This blog provides something for beginners, intermediates and advanced users. The WordPress blog categories include bbPress, blogging, BuddyPress, events, news, plugins, polls and themes. This blog is actually affiliated with the WordPress weekly podcast, so if you like that, you may enjoy the articles on WPTavern.
WPMU Dev is a company that makes plugins and themes. The blog is pretty impressive for a development resource, and you can find some interesting categories like BuddyPress, WordPress, multisite and tutorials.
WP Mayor has a similar vibe to WPKube, and they cover many of the same topics. One unique part of the WP Mayor website is the job listings. The webmasters also sell some solid books for WordPress. However, the blog articles are meant for beginners to advanced users, it just depends on the article you read.
WordPress Development Books to Get Your Read On
The “WordPress in a Week…Or Less” book offers a reasonable promise. As we talked about in the intro of the blog post, learning the basics is absolutely possible within a few days, or a week. The goal of the book is to teach people how to build a fully functional website without writing a line of code. The most advanced topic you’ll find is how to attract search engine traffic. (So this should give you an idea of whether or not it’s right for you.)
A beginner’s guide is generally going to cover all the basic topics, but this book has a unique part of each chapter, where the chapter end includes a “Tasks to Complete” section, putting your knowledge to work and encouraging you to do some homework along the way. From finding the right theme to establishing hosting, the book has it all.
Arguably the most popular book on this list, the “WordPress to Go” option is the last beginner’s guide we’ll cover. From registering your domain to using graphics and images, the chapters are well organized, and the writing is clear and concise. The great part is that this guide keeps getting updated for when WordPress makes its updates.
Moving onto books for more intermediate and advanced users, the “Professional WordPress” book puts a focus on design and development, with chapters that explore cutting edge uses of WordPress and how to migrate websites to WordPress. Screenshots complement the step by step guides, and the idea is to pull from real world examples so you can go into a job interview with the knowledge of what they are looking for.
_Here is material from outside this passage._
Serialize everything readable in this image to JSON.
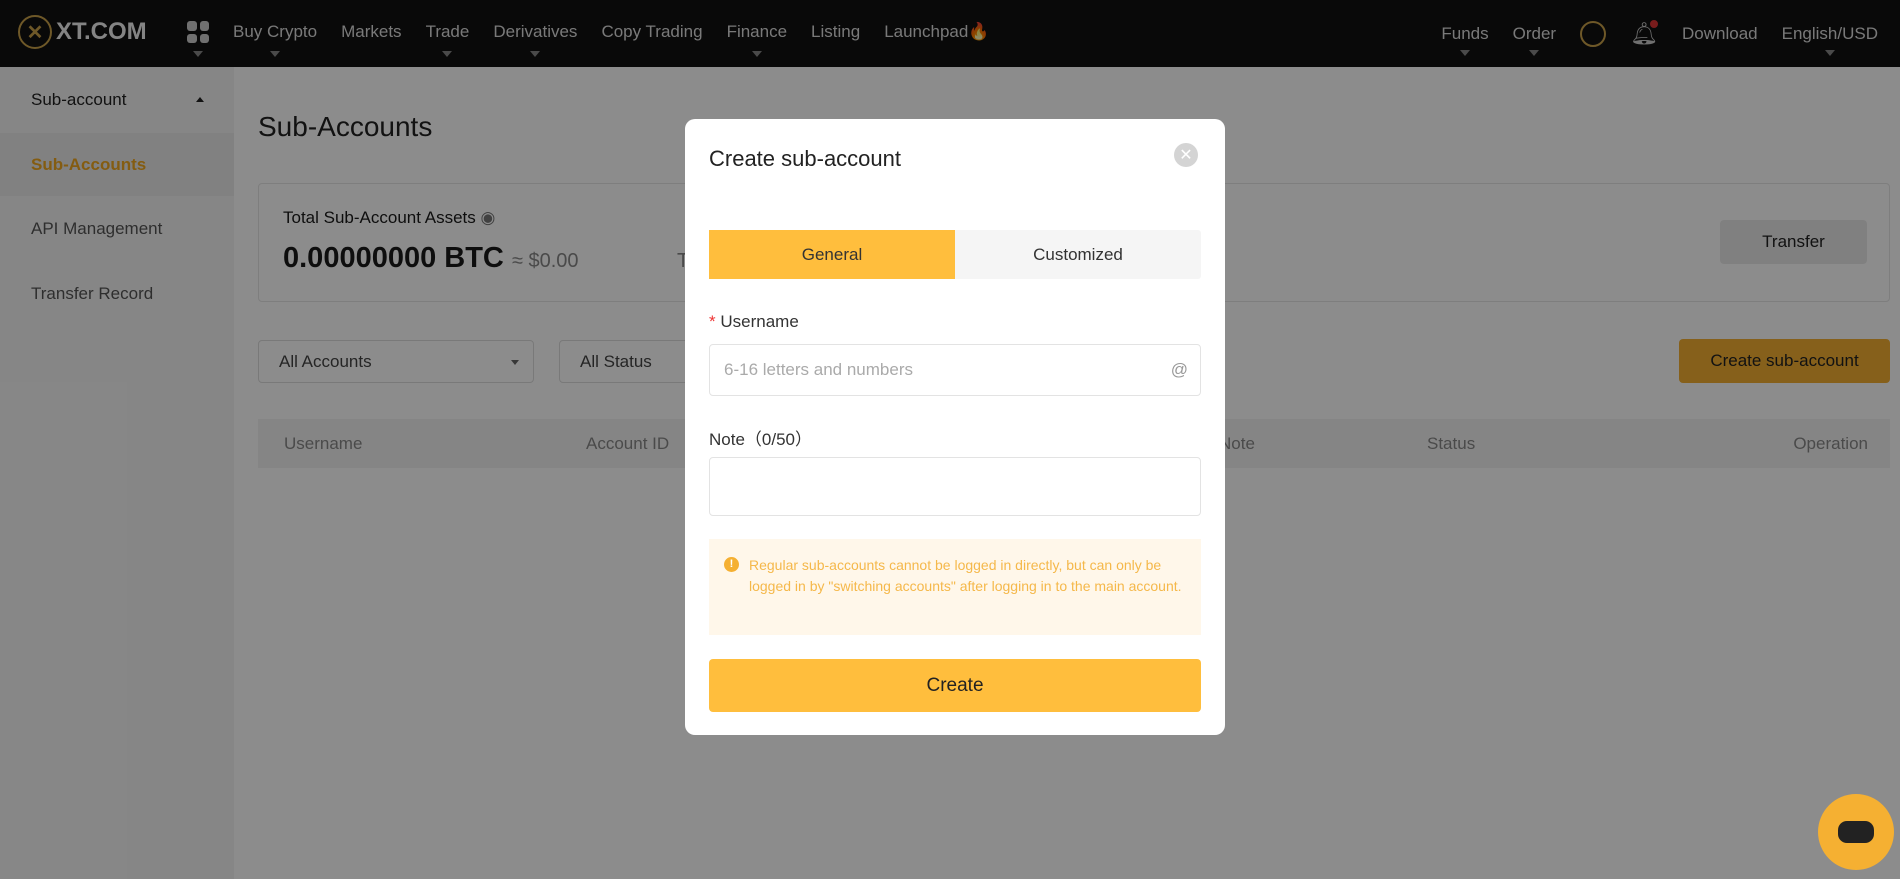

“Professional WordPress: Plugin Development”
I like this book for business people working with WordPress, because you’ll have a chance to understand user experience and what people are actually looking for when they come to your site. For example, you can learn how to create custom login forms and conditional control elements.
There’s not much to tell about this WordPress book. We see lots of blog posts online about the best “fill in the blank” plugins, but this book categorizes all of the plugins and puts them into an organized fashion. You basically get a chance to have a ton of plugin blog posts right in your hand.
Thinking about building your own eCommerce site through WordPress? This is one of the handiest guides we’ve found on the subject. The basics are simple, and they do indeed cover the WooCommerce plugin. Overall, I think it’s important for beginners to realize that a small eCommerce shop truly is possible for under $20.
Did We Miss Any WordPress Resources You Enjoy Using?
Whew! That’s quite the list of resources. We hope you enjoyed the ultimate guide of WordPress development courses, podcasts, blogs and books. Although many training items were covered, we recommend that you suggest any other online resources that are great for WordPress learners. Just drop us a line in the comments below.
Also, feel free to bookmark the page for when you need a quick refresher on a topic or a new course to advance your WordPress knowledge.